Stored entries:
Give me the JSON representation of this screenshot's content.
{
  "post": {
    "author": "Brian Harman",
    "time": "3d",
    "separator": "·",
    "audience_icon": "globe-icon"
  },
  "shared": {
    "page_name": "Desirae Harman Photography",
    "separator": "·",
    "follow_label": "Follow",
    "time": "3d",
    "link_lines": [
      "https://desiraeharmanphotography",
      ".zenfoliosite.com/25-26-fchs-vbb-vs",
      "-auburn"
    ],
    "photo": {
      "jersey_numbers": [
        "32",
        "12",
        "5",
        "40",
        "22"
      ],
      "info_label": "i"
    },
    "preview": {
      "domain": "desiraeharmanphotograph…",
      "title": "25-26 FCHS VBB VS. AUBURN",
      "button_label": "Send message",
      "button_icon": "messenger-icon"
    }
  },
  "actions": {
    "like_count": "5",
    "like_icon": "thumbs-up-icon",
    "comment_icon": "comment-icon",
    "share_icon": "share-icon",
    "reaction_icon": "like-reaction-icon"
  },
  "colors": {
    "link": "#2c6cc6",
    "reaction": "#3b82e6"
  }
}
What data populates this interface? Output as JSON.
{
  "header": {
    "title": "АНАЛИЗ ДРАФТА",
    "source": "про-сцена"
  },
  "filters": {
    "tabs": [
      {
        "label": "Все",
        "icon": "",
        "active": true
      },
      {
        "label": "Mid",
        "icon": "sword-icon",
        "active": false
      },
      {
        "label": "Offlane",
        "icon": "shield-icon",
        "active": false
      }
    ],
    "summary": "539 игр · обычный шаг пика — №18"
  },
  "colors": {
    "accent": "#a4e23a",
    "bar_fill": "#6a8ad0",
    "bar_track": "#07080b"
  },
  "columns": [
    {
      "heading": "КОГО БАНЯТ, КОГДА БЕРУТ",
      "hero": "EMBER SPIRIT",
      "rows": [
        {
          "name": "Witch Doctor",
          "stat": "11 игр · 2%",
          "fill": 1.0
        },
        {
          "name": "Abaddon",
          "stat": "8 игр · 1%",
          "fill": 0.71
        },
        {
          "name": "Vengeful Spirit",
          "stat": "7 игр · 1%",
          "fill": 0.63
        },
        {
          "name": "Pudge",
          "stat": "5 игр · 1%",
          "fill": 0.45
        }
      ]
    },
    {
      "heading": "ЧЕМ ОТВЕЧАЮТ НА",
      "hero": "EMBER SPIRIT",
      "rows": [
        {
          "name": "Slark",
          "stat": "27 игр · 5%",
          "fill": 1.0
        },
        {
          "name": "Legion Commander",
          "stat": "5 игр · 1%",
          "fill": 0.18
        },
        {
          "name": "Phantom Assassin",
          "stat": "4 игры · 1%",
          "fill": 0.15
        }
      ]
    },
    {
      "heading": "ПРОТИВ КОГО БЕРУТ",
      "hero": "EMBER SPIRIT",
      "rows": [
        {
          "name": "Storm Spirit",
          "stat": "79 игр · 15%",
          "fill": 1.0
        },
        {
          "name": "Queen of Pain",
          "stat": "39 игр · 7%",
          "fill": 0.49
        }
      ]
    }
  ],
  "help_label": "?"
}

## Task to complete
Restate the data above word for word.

## Solution to this task
Give me the JSON representation of this screenshot's content.
{
  "post": {
    "author": "Brian Harman",
    "time": "3d",
    "separator": "·",
    "audience_icon": "globe-icon"
  },
  "shared": {
    "page_name": "Desirae Harman Photography",
    "separator": "·",
    "follow_label": "Follow",
    "time": "3d",
    "link_lines": [
      "https://desiraeharmanphotography",
      ".zenfoliosite.com/25-26-fchs-vbb-vs",
      "-auburn"
    ],
    "photo": {
      "jersey_numbers": [
        "32",
        "12",
        "5",
        "40",
        "22"
      ],
      "info_label": "i"
    },
    "preview": {
      "domain": "desiraeharmanphotograph…",
      "title": "25-26 FCHS VBB VS. AUBURN",
      "button_label": "Send message",
      "button_icon": "messenger-icon"
    }
  },
  "actions": {
    "like_count": "5",
    "like_icon": "thumbs-up-icon",
    "comment_icon": "comment-icon",
    "share_icon": "share-icon",
    "reaction_icon": "like-reaction-icon"
  },
  "colors": {
    "link": "#2c6cc6",
    "reaction": "#3b82e6"
  }
}
What data populates this interface? Output as JSON.
{
  "header": {
    "title": "АНАЛИЗ ДРАФТА",
    "source": "про-сцена"
  },
  "filters": {
    "tabs": [
      {
        "label": "Все",
        "icon": "",
        "active": true
      },
      {
        "label": "Mid",
        "icon": "sword-icon",
        "active": false
      },
      {
        "label": "Offlane",
        "icon": "shield-icon",
        "active": false
      }
    ],
    "summary": "539 игр · обычный шаг пика — №18"
  },
  "colors": {
    "accent": "#a4e23a",
    "bar_fill": "#6a8ad0",
    "bar_track": "#07080b"
  },
  "columns": [
    {
      "heading": "КОГО БАНЯТ, КОГДА БЕРУТ",
      "hero": "EMBER SPIRIT",
      "rows": [
        {
          "name": "Witch Doctor",
          "stat": "11 игр · 2%",
          "fill": 1.0
        },
        {
          "name": "Abaddon",
          "stat": "8 игр · 1%",
          "fill": 0.71
        },
        {
          "name": "Vengeful Spirit",
          "stat": "7 игр · 1%",
          "fill": 0.63
        },
        {
          "name": "Pudge",
          "stat": "5 игр · 1%",
          "fill": 0.45
        }
      ]
    },
    {
      "heading": "ЧЕМ ОТВЕЧАЮТ НА",
      "hero": "EMBER SPIRIT",
      "rows": [
        {
          "name": "Slark",
          "stat": "27 игр · 5%",
          "fill": 1.0
        },
        {
          "name": "Legion Commander",
          "stat": "5 игр · 1%",
          "fill": 0.18
        },
        {
          "name": "Phantom Assassin",
          "stat": "4 игры · 1%",
          "fill": 0.15
        }
      ]
    },
    {
      "heading": "ПРОТИВ КОГО БЕРУТ",
      "hero": "EMBER SPIRIT",
      "rows": [
        {
          "name": "Storm Spirit",
          "stat": "79 игр · 15%",
          "fill": 1.0
        },
        {
          "name": "Queen of Pain",
          "stat": "39 игр · 7%",
          "fill": 0.49
        }
      ]
    }
  ],
  "help_label": "?"
}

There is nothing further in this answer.